I purchased the Sunbeam Heritage throwback with the generous gift from my in-laws this Christmas. (It's only fitting as the batch of divinity that murdered my former Sunbeam was on their behalf. LOL!) Appropriately, this mixer has mixed reviews, but so far so good from my end. My maiden batch of tortilla dough turned out superbly. I don't care about the noise, and you would have to be something of a fool to expect to make a real hardy yeast bread in this gadget. IMHO, the die-cast housing is purely for looks and nostalgia, though the weight of it did keep the mixer from "walking" during the moist, relatively soft tortilla dough knead. By far, for my needs, the most important aspect is the cleanup. And it doesn't hurt that it's retro and fits in with the decor.

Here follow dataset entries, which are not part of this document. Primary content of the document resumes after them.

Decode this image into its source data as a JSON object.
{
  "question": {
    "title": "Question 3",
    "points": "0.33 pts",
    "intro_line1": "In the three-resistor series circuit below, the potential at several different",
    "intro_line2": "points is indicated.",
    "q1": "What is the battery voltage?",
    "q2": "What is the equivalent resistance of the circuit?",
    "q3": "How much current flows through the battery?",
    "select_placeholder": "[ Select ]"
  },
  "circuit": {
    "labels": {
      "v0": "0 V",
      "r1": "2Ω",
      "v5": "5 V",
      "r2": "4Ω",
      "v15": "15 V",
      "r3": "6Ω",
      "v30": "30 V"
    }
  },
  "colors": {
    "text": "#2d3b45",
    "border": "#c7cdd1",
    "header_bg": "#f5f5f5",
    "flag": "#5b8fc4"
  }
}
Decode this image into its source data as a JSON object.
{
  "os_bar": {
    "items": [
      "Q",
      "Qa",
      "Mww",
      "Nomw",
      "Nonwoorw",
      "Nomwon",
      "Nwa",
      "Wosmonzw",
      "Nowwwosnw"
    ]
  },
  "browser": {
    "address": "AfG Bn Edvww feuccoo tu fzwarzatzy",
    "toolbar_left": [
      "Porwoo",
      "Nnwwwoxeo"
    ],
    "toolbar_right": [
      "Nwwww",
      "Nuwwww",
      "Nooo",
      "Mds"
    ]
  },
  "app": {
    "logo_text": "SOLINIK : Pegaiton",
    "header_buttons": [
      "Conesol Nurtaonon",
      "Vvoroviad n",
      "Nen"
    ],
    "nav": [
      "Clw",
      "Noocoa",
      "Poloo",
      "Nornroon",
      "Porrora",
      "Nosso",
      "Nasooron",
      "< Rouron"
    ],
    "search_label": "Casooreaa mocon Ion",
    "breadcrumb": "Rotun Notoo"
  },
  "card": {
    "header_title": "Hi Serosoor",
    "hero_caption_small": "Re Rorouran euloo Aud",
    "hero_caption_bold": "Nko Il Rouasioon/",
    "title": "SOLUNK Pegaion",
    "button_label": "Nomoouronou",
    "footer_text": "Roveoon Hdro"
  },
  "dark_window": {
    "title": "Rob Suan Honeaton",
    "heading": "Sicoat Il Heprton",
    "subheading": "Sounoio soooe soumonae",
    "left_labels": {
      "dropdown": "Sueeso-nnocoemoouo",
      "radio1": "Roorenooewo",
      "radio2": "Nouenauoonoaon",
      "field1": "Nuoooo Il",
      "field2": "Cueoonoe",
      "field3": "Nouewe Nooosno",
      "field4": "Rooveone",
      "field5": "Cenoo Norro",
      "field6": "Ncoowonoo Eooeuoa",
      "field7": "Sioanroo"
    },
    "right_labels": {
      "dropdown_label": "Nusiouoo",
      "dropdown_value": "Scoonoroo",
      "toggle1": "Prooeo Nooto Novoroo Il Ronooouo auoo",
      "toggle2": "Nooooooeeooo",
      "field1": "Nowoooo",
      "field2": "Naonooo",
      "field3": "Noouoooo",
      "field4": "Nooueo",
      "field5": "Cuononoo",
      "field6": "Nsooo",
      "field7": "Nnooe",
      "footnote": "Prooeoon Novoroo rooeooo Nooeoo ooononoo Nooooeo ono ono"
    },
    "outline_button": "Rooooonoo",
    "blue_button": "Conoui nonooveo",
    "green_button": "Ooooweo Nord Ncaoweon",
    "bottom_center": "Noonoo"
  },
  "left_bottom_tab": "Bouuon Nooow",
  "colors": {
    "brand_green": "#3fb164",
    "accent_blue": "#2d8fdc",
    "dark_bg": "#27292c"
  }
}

The Sunbeam Heritage stand mixer rates 4 starbursts (because remakes can't get 5 here at The Atom Mom) mostly for the convenience factor and partly for the guts to produce a retro product. (I always appreciate a hat tip to midcentury madams like myself!)